**What this task involves:** In the data below, locate each line with the word "find" and list it.
Content starts
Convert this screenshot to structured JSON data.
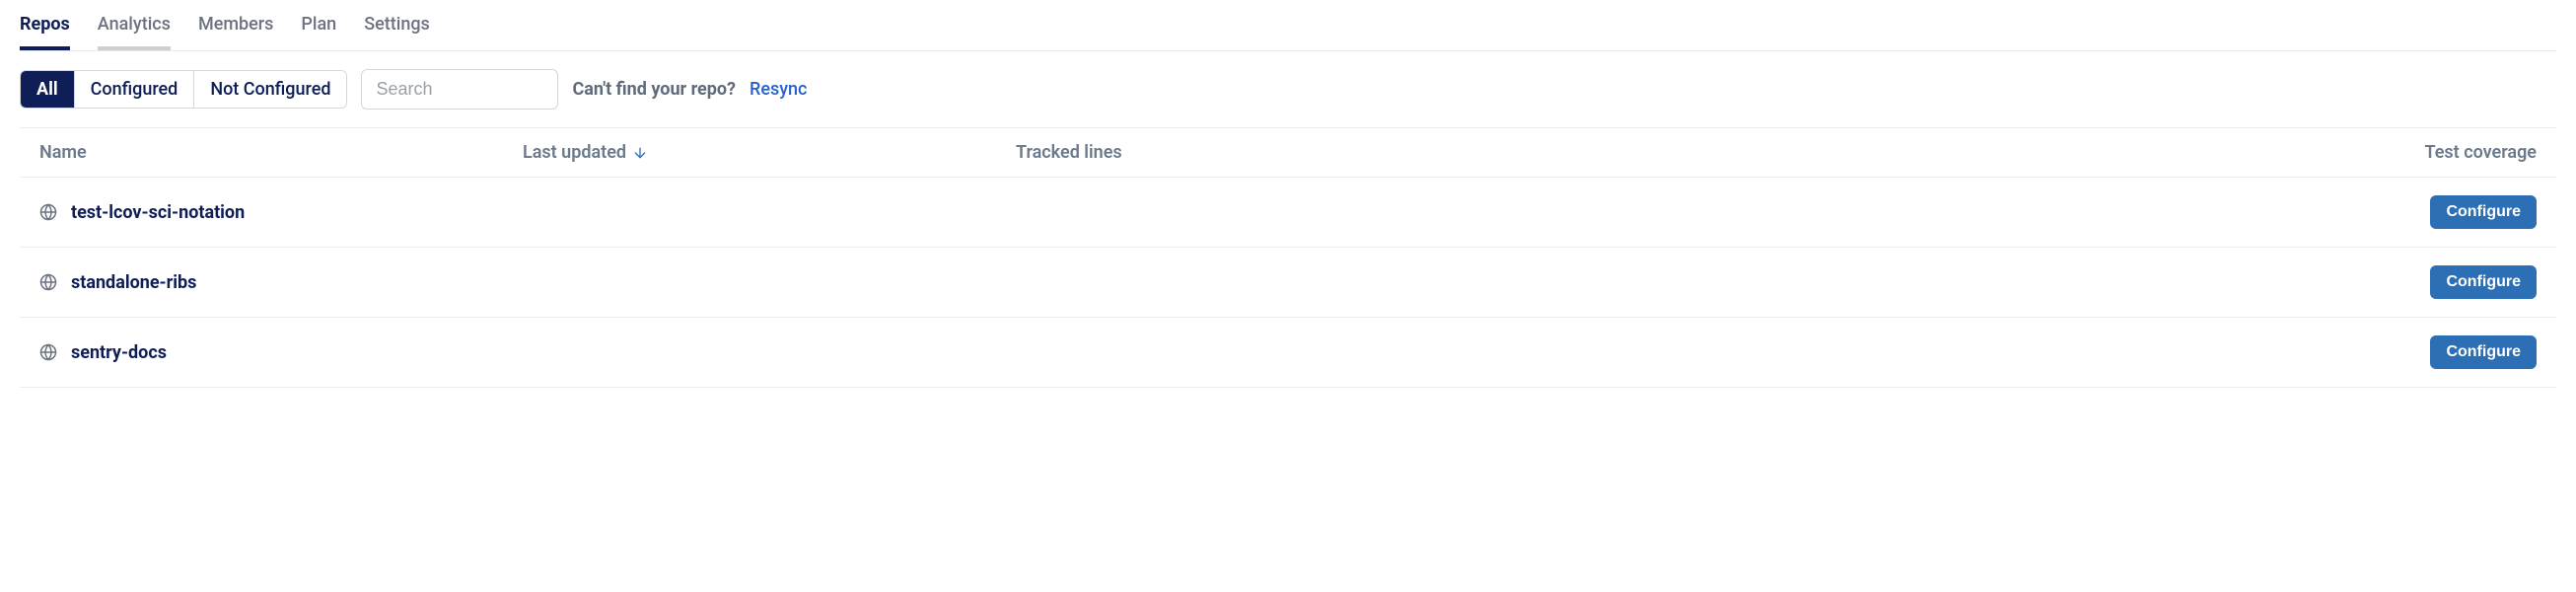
{
  "tabs": {
    "repos": "Repos",
    "analytics": "Analytics",
    "members": "Members",
    "plan": "Plan",
    "settings": "Settings"
  },
  "filters": {
    "all": "All",
    "configured": "Configured",
    "not_configured": "Not Configured"
  },
  "search": {
    "placeholder": "Search"
  },
  "hint": {
    "text": "Can't find your repo?",
    "resync": "Resync"
  },
  "columns": {
    "name": "Name",
    "last_updated": "Last updated",
    "tracked_lines": "Tracked lines",
    "test_coverage": "Test coverage"
  },
  "rows": [
    {
      "name": "test-lcov-sci-notation",
      "action": "Configure"
    },
    {
      "name": "standalone-ribs",
      "action": "Configure"
    },
    {
      "name": "sentry-docs",
      "action": "Configure"
    }
  ]
}
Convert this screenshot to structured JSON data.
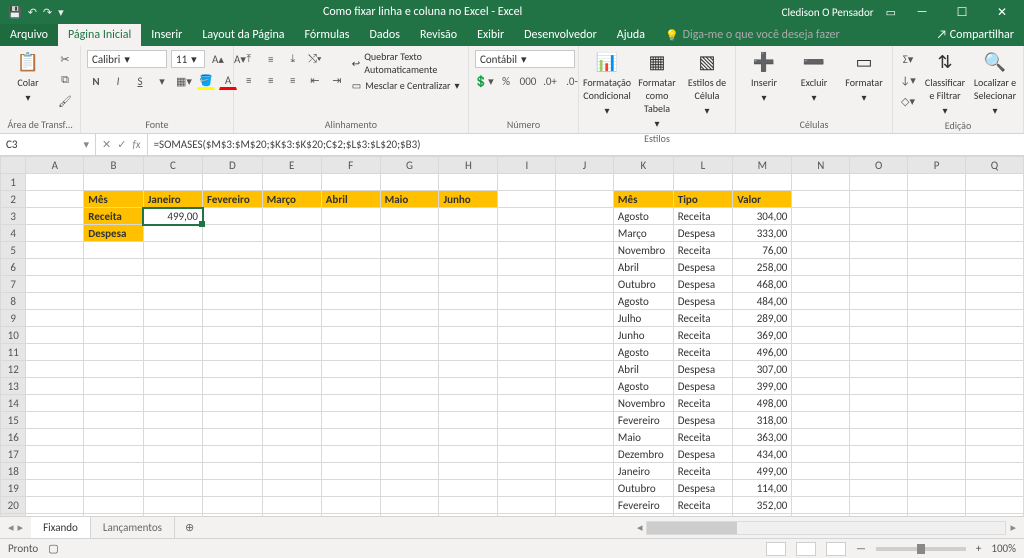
{
  "title": "Como fixar linha e coluna no Excel - Excel",
  "user": "Cledison O Pensador",
  "menubar": {
    "file": "Arquivo",
    "tabs": [
      "Página Inicial",
      "Inserir",
      "Layout da Página",
      "Fórmulas",
      "Dados",
      "Revisão",
      "Exibir",
      "Desenvolvedor",
      "Ajuda"
    ],
    "tellme": "Diga-me o que você deseja fazer",
    "share": "Compartilhar"
  },
  "ribbon": {
    "clipboard": {
      "paste": "Colar",
      "label": "Área de Transf…"
    },
    "font": {
      "name": "Calibri",
      "size": "11",
      "label": "Fonte"
    },
    "alignment": {
      "wrap": "Quebrar Texto Automaticamente",
      "merge": "Mesclar e Centralizar",
      "label": "Alinhamento"
    },
    "number": {
      "format": "Contábil",
      "label": "Número"
    },
    "styles": {
      "cond": "Formatação Condicional",
      "table": "Formatar como Tabela",
      "cell": "Estilos de Célula",
      "label": "Estilos"
    },
    "cells": {
      "insert": "Inserir",
      "delete": "Excluir",
      "format": "Formatar",
      "label": "Células"
    },
    "editing": {
      "sort": "Classificar e Filtrar",
      "find": "Localizar e Selecionar",
      "label": "Edição"
    }
  },
  "fx": {
    "cell": "C3",
    "formula": "=SOMASES($M$3:$M$20;$K$3:$K$20;C$2;$L$3:$L$20;$B3)"
  },
  "columns": [
    "A",
    "B",
    "C",
    "D",
    "E",
    "F",
    "G",
    "H",
    "I",
    "J",
    "K",
    "L",
    "M",
    "N",
    "O",
    "P",
    "Q"
  ],
  "left_table": {
    "header_row": [
      "Mês",
      "Janeiro",
      "Fevereiro",
      "Março",
      "Abril",
      "Maio",
      "Junho"
    ],
    "rows": [
      {
        "label": "Receita",
        "values": [
          "499,00",
          "",
          "",
          "",
          "",
          ""
        ]
      },
      {
        "label": "Despesa",
        "values": [
          "",
          "",
          "",
          "",
          "",
          ""
        ]
      }
    ]
  },
  "right_table": {
    "headers": [
      "Mês",
      "Tipo",
      "Valor"
    ],
    "rows": [
      [
        "Agosto",
        "Receita",
        "304,00"
      ],
      [
        "Março",
        "Despesa",
        "333,00"
      ],
      [
        "Novembro",
        "Receita",
        "76,00"
      ],
      [
        "Abril",
        "Despesa",
        "258,00"
      ],
      [
        "Outubro",
        "Despesa",
        "468,00"
      ],
      [
        "Agosto",
        "Despesa",
        "484,00"
      ],
      [
        "Julho",
        "Receita",
        "289,00"
      ],
      [
        "Junho",
        "Receita",
        "369,00"
      ],
      [
        "Agosto",
        "Receita",
        "496,00"
      ],
      [
        "Abril",
        "Despesa",
        "307,00"
      ],
      [
        "Agosto",
        "Despesa",
        "399,00"
      ],
      [
        "Novembro",
        "Receita",
        "498,00"
      ],
      [
        "Fevereiro",
        "Despesa",
        "318,00"
      ],
      [
        "Maio",
        "Receita",
        "363,00"
      ],
      [
        "Dezembro",
        "Despesa",
        "434,00"
      ],
      [
        "Janeiro",
        "Receita",
        "499,00"
      ],
      [
        "Outubro",
        "Despesa",
        "114,00"
      ],
      [
        "Fevereiro",
        "Receita",
        "352,00"
      ]
    ]
  },
  "sheets": {
    "active": "Fixando",
    "other": "Lançamentos"
  },
  "status": {
    "ready": "Pronto",
    "zoom": "100%"
  }
}
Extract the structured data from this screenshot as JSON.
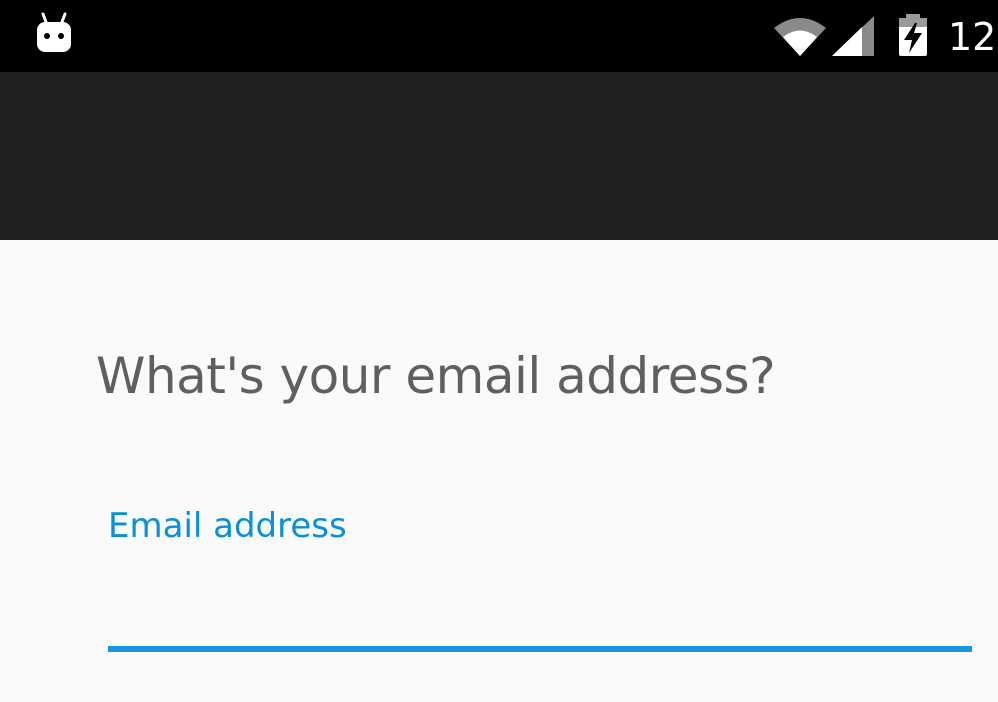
{
  "status_bar": {
    "time": "12",
    "icons": {
      "notification": "android-robot-icon",
      "wifi": "wifi-icon",
      "signal": "cell-signal-icon",
      "battery": "battery-charging-icon"
    }
  },
  "main": {
    "question": "What's your email address?",
    "email_field": {
      "label": "Email address",
      "value": "",
      "accent_color": "#1a96e0"
    }
  },
  "colors": {
    "status_bar": "#000000",
    "app_bar": "#212121",
    "background": "#fafafa",
    "accent": "#0a8fd9"
  }
}
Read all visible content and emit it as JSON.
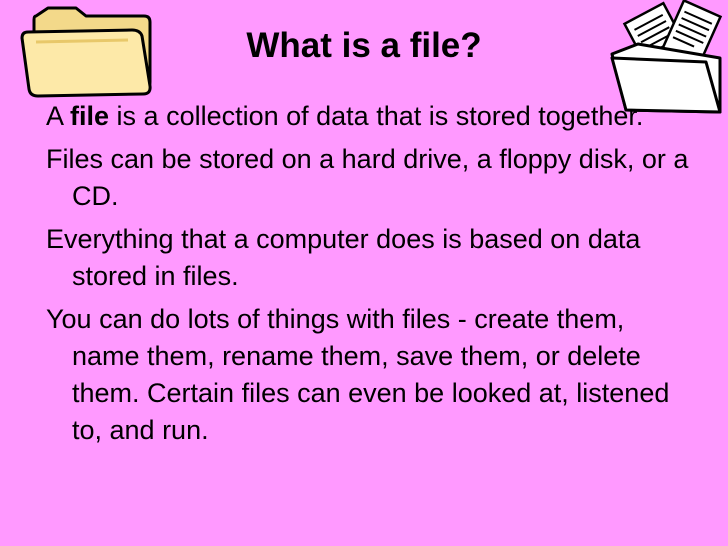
{
  "slide": {
    "background": "#ff99ff",
    "title": "What is a file?",
    "icons": {
      "left": "open-folder-icon",
      "right": "folder-with-papers-icon"
    },
    "bullets": [
      {
        "prefix": "A ",
        "bold": "file",
        "suffix": " is a collection of data that is stored together."
      },
      {
        "text": "Files can be stored on a hard drive, a floppy disk, or a CD."
      },
      {
        "text": "Everything that a computer does is based on data stored in files."
      },
      {
        "text": "You can do lots of things with files - create them, name them, rename them, save them, or delete them. Certain files can even be looked at, listened to, and run."
      }
    ]
  }
}
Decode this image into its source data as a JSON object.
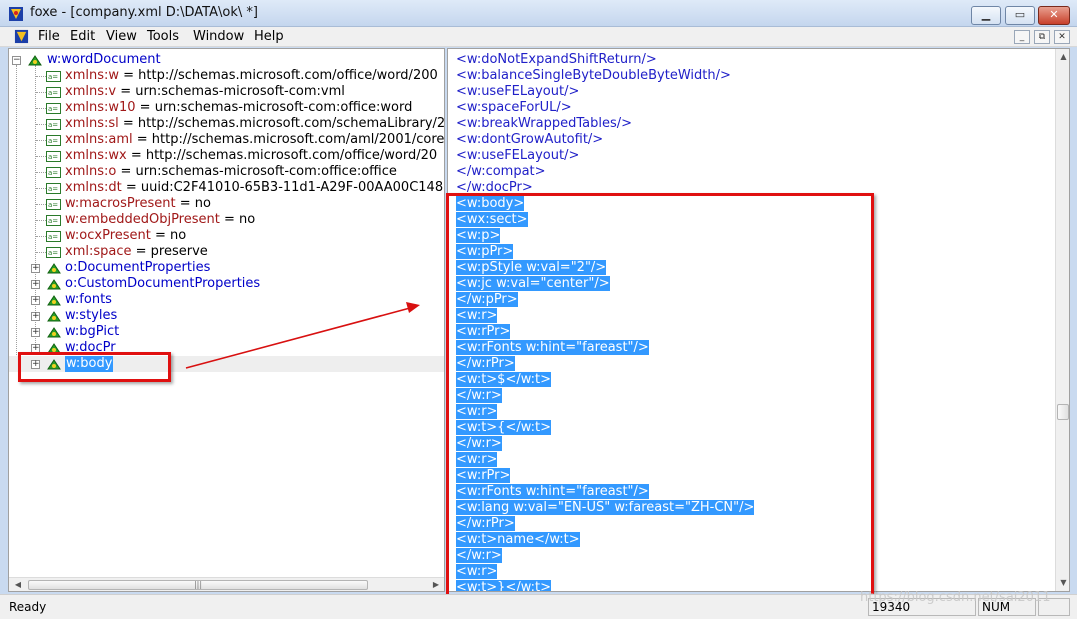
{
  "window": {
    "title": "foxe - [company.xml  D:\\DATA\\ok\\ *]",
    "minimize_glyph": "▁",
    "maximize_glyph": "▭",
    "close_glyph": "✕"
  },
  "menubar": {
    "items": [
      "File",
      "Edit",
      "View",
      "Tools",
      "Window",
      "Help"
    ],
    "mdi_controls": [
      "_",
      "⧉",
      "✕"
    ]
  },
  "tree": {
    "root": "w:wordDocument",
    "attributes": [
      {
        "name": "xmlns:w",
        "value": " = http://schemas.microsoft.com/office/word/200"
      },
      {
        "name": "xmlns:v",
        "value": " = urn:schemas-microsoft-com:vml"
      },
      {
        "name": "xmlns:w10",
        "value": " = urn:schemas-microsoft-com:office:word"
      },
      {
        "name": "xmlns:sl",
        "value": " = http://schemas.microsoft.com/schemaLibrary/2"
      },
      {
        "name": "xmlns:aml",
        "value": " = http://schemas.microsoft.com/aml/2001/core"
      },
      {
        "name": "xmlns:wx",
        "value": " = http://schemas.microsoft.com/office/word/20"
      },
      {
        "name": "xmlns:o",
        "value": " = urn:schemas-microsoft-com:office:office"
      },
      {
        "name": "xmlns:dt",
        "value": " = uuid:C2F41010-65B3-11d1-A29F-00AA00C148"
      },
      {
        "name": "w:macrosPresent",
        "value": " = no"
      },
      {
        "name": "w:embeddedObjPresent",
        "value": " = no"
      },
      {
        "name": "w:ocxPresent",
        "value": " = no"
      },
      {
        "name": "xml:space",
        "value": " = preserve"
      }
    ],
    "children": [
      "o:DocumentProperties",
      "o:CustomDocumentProperties",
      "w:fonts",
      "w:styles",
      "w:bgPict",
      "w:docPr",
      "w:body"
    ],
    "selected": "w:body",
    "hscroll_thumb": "|||"
  },
  "source": {
    "lines": [
      "<w:doNotExpandShiftReturn/>",
      "<w:balanceSingleByteDoubleByteWidth/>",
      "<w:useFELayout/>",
      "<w:spaceForUL/>",
      "<w:breakWrappedTables/>",
      "<w:dontGrowAutofit/>",
      "<w:useFELayout/>",
      "</w:compat>",
      "</w:docPr>",
      "<w:body>",
      "<wx:sect>",
      "<w:p>",
      "<w:pPr>",
      "<w:pStyle w:val=\"2\"/>",
      "<w:jc w:val=\"center\"/>",
      "</w:pPr>",
      "<w:r>",
      "<w:rPr>",
      "<w:rFonts w:hint=\"fareast\"/>",
      "</w:rPr>",
      "<w:t>$</w:t>",
      "</w:r>",
      "<w:r>",
      "<w:t>{</w:t>",
      "</w:r>",
      "<w:r>",
      "<w:rPr>",
      "<w:rFonts w:hint=\"fareast\"/>",
      "<w:lang w:val=\"EN-US\" w:fareast=\"ZH-CN\"/>",
      "</w:rPr>",
      "<w:t>name</w:t>",
      "</w:r>",
      "<w:r>",
      "<w:t>}</w:t>"
    ],
    "highlight_from_index": 9
  },
  "status": {
    "ready": "Ready",
    "position": "19340",
    "num": "NUM"
  },
  "watermark": "https://blog.csdn.net/sai2011",
  "colors": {
    "annotation_red": "#e01010",
    "selection_blue": "#3399ff",
    "element_blue": "#0000c8",
    "attribute_red": "#a01818"
  }
}
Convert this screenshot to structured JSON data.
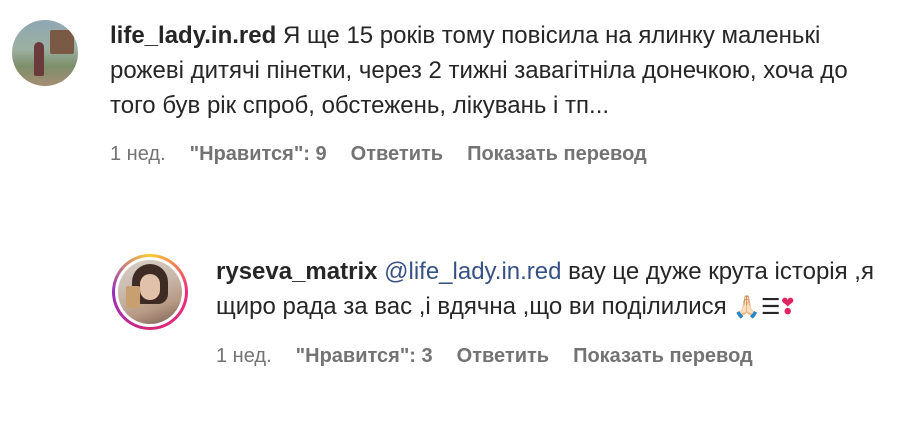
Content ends
**Task solution:**
    "text": "Can't find your repo?",
      "find": "Localizar e Selecionar",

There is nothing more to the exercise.